Interesting Point: Certified used cars
Certified used cars and trucks are supposed to undergo rigorous inspection and testing by a dealership's mechanics to make sure they're in top working order.
They typically suffer from less wear-and-tear and fewer cosmetic problems than the average used vehicle of that model and age, and come with some type of warranty.
Of course you'll pay more for a certified used car or truck -- an average of $1,680 more according to J.D. Power and Associates, a California-based market research firm. And there's no reliable data that proves certified used cars are dramatically more reliable than non-certified used cars.
But if you're nervous about buying used, choosing one that's been inspected and guaranteed in some way certainly reduces the likelihood you'll make a costly mistake.
The best certification programs are offered by the car or truck's manufacturer. They ensure vehicles are adequately inspected and repaired to meet their standards. Warranties issued through a manufacturer's certification program are honored at any of its dealers nationwide.
To get a manufacturer certified car or truck you must buy it from one of its new car dealers. In other words, a used Lexus will only be certified through the Lexus program if it's purchased from a Lexus dealer.
In addition to that, many dealers have their own certification programs.
They're usually offered to used car customers buying a brand the new car showroom doesn't carry. A Chevrolet dealer, for example, might inspect and offer a warranty on a Dodge or Ford.
But you can't be sure that dealer certified models are inspected and repaired as thoroughly as the manufacturers require and the warranty is only good at that dealer.

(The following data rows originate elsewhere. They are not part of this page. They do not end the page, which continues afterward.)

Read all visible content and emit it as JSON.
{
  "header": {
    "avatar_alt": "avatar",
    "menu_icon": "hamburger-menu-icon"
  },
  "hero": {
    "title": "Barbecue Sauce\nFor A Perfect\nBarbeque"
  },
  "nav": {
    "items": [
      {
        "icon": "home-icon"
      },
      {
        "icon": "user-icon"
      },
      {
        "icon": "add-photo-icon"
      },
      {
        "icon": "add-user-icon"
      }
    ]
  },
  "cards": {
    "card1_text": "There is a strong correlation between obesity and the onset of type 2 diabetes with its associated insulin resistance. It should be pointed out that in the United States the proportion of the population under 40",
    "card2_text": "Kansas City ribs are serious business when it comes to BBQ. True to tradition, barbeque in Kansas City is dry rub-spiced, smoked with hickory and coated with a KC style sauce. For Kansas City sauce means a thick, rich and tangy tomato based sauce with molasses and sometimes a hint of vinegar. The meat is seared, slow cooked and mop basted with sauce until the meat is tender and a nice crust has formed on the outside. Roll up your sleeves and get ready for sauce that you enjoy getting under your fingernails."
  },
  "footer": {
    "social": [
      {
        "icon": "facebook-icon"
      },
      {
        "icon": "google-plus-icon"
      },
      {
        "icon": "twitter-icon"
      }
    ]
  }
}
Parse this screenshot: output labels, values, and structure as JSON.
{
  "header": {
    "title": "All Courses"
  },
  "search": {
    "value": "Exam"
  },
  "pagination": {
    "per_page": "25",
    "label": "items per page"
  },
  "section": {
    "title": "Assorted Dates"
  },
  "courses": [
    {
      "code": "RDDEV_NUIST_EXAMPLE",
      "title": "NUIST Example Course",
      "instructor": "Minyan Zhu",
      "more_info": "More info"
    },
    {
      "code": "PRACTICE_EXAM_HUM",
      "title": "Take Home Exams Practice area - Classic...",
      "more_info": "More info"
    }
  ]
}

Be especially wary if the car or truck you're considering is certified by the dealer even though the dealership sells that brand. It often means the car or truck you're looking at couldn't pass the more stringent inspection required by the manufacturer -- or couldn't pass the inspection without repairs the dealer wasn't willing to make.
If, for example, you're buying a used BMW from a BMW dealer expect that car to be certified under the BMW program. That means you have to ask who's certifying the vehicle, the dealer or the manufacturer. Don't assume it's the manufacturer.
Finally, don't take any "certified" program at a used-car lot seriously.
It's a marketing gimmick.